And one teeny blue faded piecefrom Great Grandpa Ezra’s uniform that he wore in the Civil War” (412). It is obvious that these quilts, which have become an heirloom, not only represent the family, but are an integral part of the family.However, Dee covets the quilts only for their aesthetic value.
“But they’re priceless!” (413), she exclaims to her mother when she finds out that her mother has already promised them to Maggie. Dee argues that Maggie is “backward enough to put them to everyday use” (413). Her mother responds to Dee’s argument by saying, “I reckon she wouldI hope she will” (413). Indeed, this is how Maggie views the quilts.
She values them for what they mean to her as an individual. Obviously, her mother also feels this way about the quilts. When the girls’ mother asks Dee what she would do with the quilts, Dee says that she would hang them up. Again, Dee is showing her lack of understanding of her family’s heritage.

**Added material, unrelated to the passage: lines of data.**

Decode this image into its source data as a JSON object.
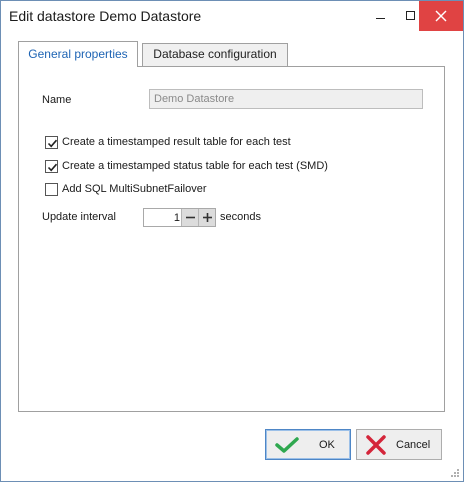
{
  "window": {
    "title": "Edit datastore Demo Datastore"
  },
  "tabs": [
    {
      "label": "General properties",
      "active": true
    },
    {
      "label": "Database configuration",
      "active": false
    }
  ],
  "general": {
    "name_label": "Name",
    "name_value": "Demo Datastore",
    "checkboxes": [
      {
        "label": "Create a timestamped result table for each test",
        "checked": true
      },
      {
        "label": "Create a timestamped status table for each test (SMD)",
        "checked": true
      },
      {
        "label": "Add SQL MultiSubnetFailover",
        "checked": false
      }
    ],
    "update_interval_label": "Update interval",
    "update_interval_value": "1",
    "update_interval_unit": "seconds"
  },
  "buttons": {
    "ok": "OK",
    "cancel": "Cancel"
  },
  "colors": {
    "accent": "#1e64b4",
    "close_button": "#e04343",
    "ok_check": "#2fa84f",
    "cancel_x": "#d4253a"
  },
  "icons": [
    "minimize-icon",
    "maximize-icon",
    "close-icon",
    "checkmark-icon",
    "cancel-x-icon",
    "spin-minus-icon",
    "spin-plus-icon",
    "resize-grip-icon"
  ]
}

By hanging the quilts, she would be symbolically distancing her past and her heritage from her present life. If she were to put them to everyday use, like Maggie would probably do, she would be admitting her status as a member of her old-fashioned oppressed African-American family. When Maggie shyly says that Dee can have the quilts because she “can ‘member Grandma Dee without the quilts” (413), her mother gets a strong feeling within her. She says that it is ” like when I’m in church and the spirit of God touches me and I get happy and shout” (413). She takes the quilts from Dee’s hands and puts them in Maggie’s lap.
Obviously, Dee is upset by this and tells her mother, “You just don’t understandyour heritage” (413). That comment is somewhat ironic since it appears to be Dee who does not understand what family heritage is all about. Walker’s view is very clear at the end of the story.

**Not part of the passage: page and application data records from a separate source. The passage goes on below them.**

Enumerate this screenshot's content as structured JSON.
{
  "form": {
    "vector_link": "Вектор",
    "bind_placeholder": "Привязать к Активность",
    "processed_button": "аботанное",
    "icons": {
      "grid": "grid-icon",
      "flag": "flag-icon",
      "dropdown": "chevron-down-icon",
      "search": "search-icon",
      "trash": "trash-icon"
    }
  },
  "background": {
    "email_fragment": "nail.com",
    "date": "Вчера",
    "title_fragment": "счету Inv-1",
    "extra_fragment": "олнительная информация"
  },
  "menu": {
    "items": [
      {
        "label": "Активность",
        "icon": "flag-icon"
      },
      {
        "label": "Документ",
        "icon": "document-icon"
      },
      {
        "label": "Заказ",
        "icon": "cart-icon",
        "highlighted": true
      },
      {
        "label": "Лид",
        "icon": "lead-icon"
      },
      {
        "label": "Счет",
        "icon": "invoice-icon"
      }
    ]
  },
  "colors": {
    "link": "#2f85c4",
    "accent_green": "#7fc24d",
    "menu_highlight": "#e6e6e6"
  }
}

By Dee wanting to hang the family heirloom on the wall to look at from a distance, she is alienating herself from her family heritage. That is exactly what Walker thinks is the wrong thing to do. Walker would prefer the quilts to be used and integrated into daily life, like Maggie and her mother prefer. The same idea applies to all of the other household items that Dee has her eye on: the churn top, the dasher, and the benches for the table that her daddy made. They all are a part of life for Maggie and her mother. Walker believes that the only value that they hold for Dee is that they would be good trinkets to show off in her house.By using the quilts in this symbolic way, Walker is making the point that family heirlooms can only have meaning if they remain connected to the culture they sprang from – in essence, to be put to “Everyday Use.” Words/ Pages : 1,233 / 24